City attorney Kevin Baker said the Goodwin administration began working on the bill shortly after Goodwin took office in January; he described the drafting process, which included meeting with local officials and community groups.
“I think I had a first draft of the bill around May 1,” he said.
Baker also talked to leaders of Huntington and Morgantown, which have similar agencies. Baker said Huntington officials warned of doing too many projects at one time, which can be overbearing.
“They went in and got a whole lot of property with their land reuse agency right away, and have had a hard time trying to figure out how to get it back out into development,” he added. “The hope is to be really careful and focused on what area we want to tackle first.”
Goodwin said people frequently approach the city about problems with vacant properties; Goodwin addressed concerns about such structures during a community forum last month at the North Charleston Community Center.
“When you have broken windows, boarded-up houses, boarded-up apartment complexes all in these neighborhoods, it decreases the value and it hurts the entire neighborhood,” she added. “Not only does it hurt the values of properties adjoining, but it also is extremely detrimental to the value of a neighborhood.”
Councilman Pat Jones, who represents north Charleston and has fielded complaints from residents, publicly thanked Goodwin for the bills.

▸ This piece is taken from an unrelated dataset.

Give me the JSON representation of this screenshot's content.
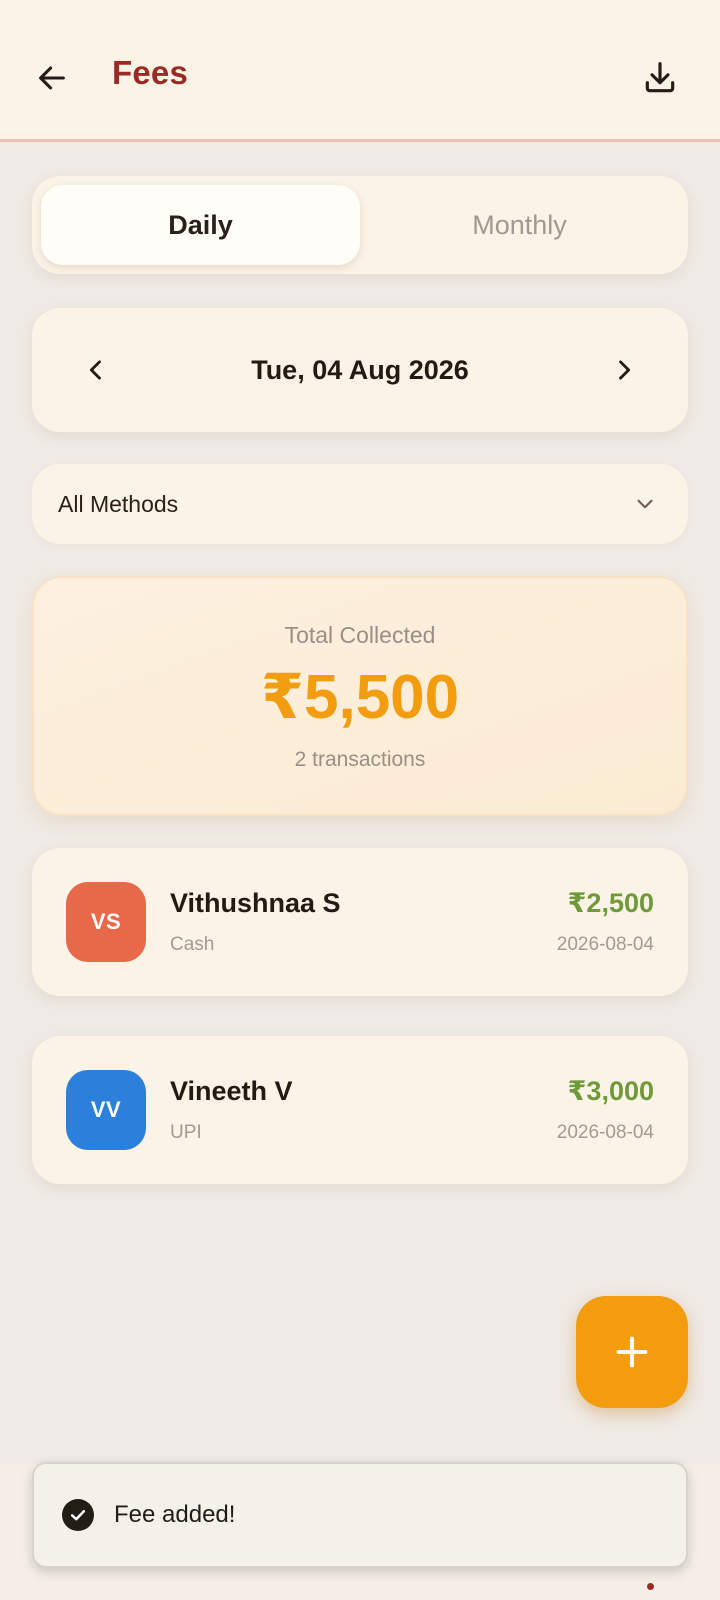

The Charleston Land Ruse Agency will consist of the mayor, city manager, city attorney, two members of the city council and two Charleston residents to be appointed by Goodwin. Baker said the agency will have to first look at the city’s acquired properties and determine what projects the city needs.